How to complete this task: Go through the entries below and give the number of lines that have the string "Brain", and only that.

Interface dataset entries
=== Section Start ===

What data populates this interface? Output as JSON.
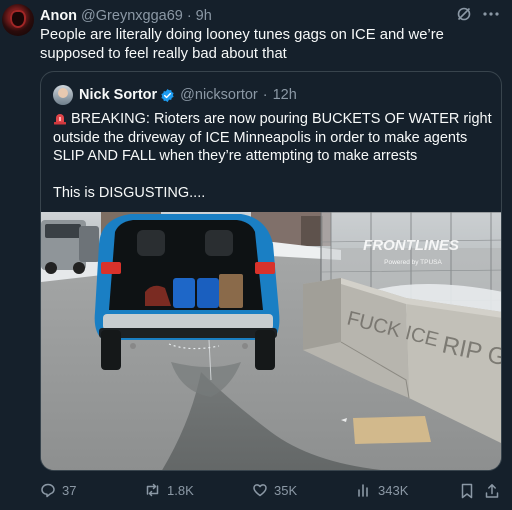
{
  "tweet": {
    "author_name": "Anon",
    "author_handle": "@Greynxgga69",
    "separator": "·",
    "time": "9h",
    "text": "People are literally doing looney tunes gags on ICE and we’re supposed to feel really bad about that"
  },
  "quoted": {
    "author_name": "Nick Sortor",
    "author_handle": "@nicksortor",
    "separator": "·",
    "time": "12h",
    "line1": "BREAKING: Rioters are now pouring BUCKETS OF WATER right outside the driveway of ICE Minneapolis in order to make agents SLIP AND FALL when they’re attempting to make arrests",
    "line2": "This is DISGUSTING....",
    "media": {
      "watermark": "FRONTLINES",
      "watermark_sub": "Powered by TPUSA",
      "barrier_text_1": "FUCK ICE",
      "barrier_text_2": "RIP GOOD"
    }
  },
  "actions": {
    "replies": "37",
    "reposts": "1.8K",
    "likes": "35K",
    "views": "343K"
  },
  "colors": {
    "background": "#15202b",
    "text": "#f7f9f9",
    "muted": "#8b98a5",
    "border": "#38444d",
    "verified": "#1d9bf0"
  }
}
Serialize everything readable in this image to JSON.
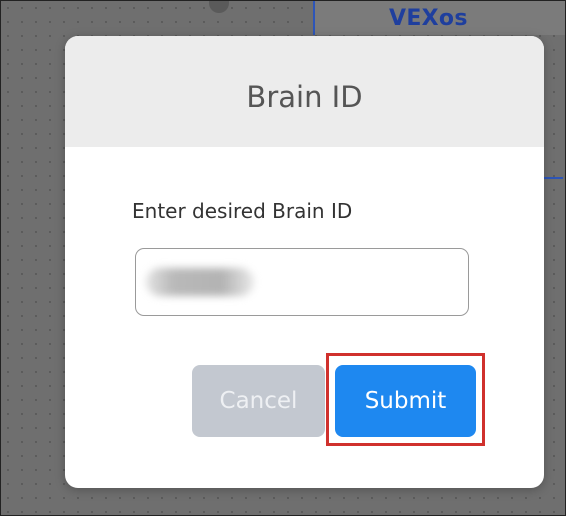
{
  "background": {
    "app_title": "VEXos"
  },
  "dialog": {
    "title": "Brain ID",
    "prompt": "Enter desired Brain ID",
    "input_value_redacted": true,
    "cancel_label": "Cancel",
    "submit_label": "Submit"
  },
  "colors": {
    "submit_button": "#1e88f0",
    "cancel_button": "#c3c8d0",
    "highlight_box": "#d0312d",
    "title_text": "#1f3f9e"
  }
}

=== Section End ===

Exercise solution: 2